Do you use Time Machine for your Mac?
Where's the "I used to, but I'm too lazy to plug in a USB hard-drive every now and then" option?
But yeah Time Machine is great, wouldn't recommend anything else for data backup on OS X.
Yes. But I plug in a hard drive via a removable dock on my Airport Extreme. All of the Macs in the house use it to backup and no need to plug in a USB drive to individual Macs. The advantage of the removable dock is that if the drive fails it is easy to replace (4 years now... touch wood) and I can also move the disk directly into a dock on my main Mac when I want to work directly on the disk without network bottleneck.
I wish more people would use some sort of backup solution. I repair Macs and about 90% of the time when people bring me their Mac with failing hard drive I ask if they have a backup and they just blink... backup? I can sometimes retrieve data for them if the corruption isn't too bad but it can be a laborious process using disk first aid tool.
Yes. I have a TM backup for my MBP and one for my Mac Mini.
Yes, I also combine it with manual backing up of my Users folder with rsync every few days.

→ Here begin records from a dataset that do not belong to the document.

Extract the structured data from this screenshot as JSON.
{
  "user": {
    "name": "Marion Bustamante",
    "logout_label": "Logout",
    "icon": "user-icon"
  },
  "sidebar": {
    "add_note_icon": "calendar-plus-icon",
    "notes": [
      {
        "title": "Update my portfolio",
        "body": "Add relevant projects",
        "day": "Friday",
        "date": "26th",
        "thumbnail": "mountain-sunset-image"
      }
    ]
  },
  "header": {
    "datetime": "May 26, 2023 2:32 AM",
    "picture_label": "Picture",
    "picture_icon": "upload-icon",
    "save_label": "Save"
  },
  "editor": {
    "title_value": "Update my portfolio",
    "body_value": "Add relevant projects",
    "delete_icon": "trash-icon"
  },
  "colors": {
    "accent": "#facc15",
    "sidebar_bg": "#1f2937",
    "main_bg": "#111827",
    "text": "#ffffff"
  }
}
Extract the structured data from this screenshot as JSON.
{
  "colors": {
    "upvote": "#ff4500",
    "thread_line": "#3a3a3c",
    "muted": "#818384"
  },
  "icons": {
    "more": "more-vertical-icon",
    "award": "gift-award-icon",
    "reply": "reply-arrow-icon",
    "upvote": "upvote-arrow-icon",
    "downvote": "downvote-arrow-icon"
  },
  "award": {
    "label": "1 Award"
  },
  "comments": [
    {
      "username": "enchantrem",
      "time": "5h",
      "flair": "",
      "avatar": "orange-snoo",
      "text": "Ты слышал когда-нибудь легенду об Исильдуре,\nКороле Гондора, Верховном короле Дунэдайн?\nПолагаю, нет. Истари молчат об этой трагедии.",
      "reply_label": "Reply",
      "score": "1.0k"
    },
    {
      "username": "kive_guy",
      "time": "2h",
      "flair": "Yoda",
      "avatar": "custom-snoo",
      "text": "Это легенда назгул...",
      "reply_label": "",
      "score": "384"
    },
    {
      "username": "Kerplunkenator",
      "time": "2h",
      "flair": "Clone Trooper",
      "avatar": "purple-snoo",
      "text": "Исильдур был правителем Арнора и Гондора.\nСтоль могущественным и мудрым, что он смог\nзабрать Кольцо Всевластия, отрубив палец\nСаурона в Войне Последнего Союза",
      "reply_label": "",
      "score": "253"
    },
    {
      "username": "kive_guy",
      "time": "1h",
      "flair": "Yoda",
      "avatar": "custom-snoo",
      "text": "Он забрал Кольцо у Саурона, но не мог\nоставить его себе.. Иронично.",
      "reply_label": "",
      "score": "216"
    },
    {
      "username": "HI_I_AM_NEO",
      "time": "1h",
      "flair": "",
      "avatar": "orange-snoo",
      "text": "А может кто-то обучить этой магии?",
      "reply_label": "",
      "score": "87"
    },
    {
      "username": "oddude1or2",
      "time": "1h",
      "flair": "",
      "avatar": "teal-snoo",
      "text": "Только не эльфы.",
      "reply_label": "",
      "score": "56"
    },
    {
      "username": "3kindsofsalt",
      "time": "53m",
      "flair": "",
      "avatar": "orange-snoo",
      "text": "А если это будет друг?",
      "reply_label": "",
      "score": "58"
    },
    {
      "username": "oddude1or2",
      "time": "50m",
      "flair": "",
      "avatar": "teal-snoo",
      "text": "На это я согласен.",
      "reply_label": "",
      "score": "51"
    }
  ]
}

I use TM once per day (first thing in the morning) using an external USB3 for my MBP. I use TM normally with an external connected full time to the Mac mini. I also do weekly Carbon Copy Clones to separate partitions on both Macs.
Yep... Time Machine to a Time Capsule then a once a week or so encrypted CCC clone to a SSD in a USB3 enclosure. Then my /Users folder is backed up to Amazon S3 using Arq.
Time Machine app and NAS (raid1 for a fault-tolerance feature).
I have an external drive plugged into my home server for use as a Time Machine volume for all of my Macs.
I have two backup drives (small, bus powered ones). I use one with Time Machine and the other with Super Duper! My reasoning is that they each do slightly different (complementary) things, and plus if one of the backup drives dies, I have the other.
I may be wrong (not an expert), but my envisioned use for the Super Duper! drive is my computer dies and I can then plug it into someone else's computer (or a loaner) and it will become "my computer," running off the external drive.
I basically use Time Machine to make moving to a new computer easy, but there's always the chance I'll use it for something else.
It's interesting. Most people are using an external hard disk as a time machine backup storage disk. Why? Is it due to the price(The Time Capsule's price is $299.00 or $399.00 for 3 TB)? A common 2 TB external hard disk's price is less than $100. As an office worker, I would rather choose a common external hard disk as a backup disk. You may tell us your reasons for your choice.
Hope more people participate in this vote!
I back up my Macs at least once per week. Or everyday if I add something important to my computers.
I use both Time Machine and Carbon Copy Cloner. I don't use CCC as often because it takes long time to clone the entire drive.
Thoughts on OPs comments welcome also--
My son had talked about giving me an Airport Time Capsule for regular daily backups to replace my external Porsche Design drive. I could then use that for clones with Super Duper. It would be an older Time Capsule, maybe two years. The wifi backups would be fine speed wise, as after initial backup, the incrementals are not large amounts. Right now I have an extra Lacie 500gb external I occasionally do a full backup to. And would use it to restore if Porsche failed.
Time Capsule has only one hard disk, so it isnt a good choice for backups. Better than nothing for sure, but If the disk becomes broken, all your files are gone. That is the reason why i use NAS and it's fault tolerance feature to make an identical copy of the harddisk. The NAS, that i have, has two hard disk in a raid1 setup. So if the another disk becomes broken, i can swap it without loosing my backups/files...
So when im using Time machine software, it copies my files to the nas and have two identical copies each on its own harddisk.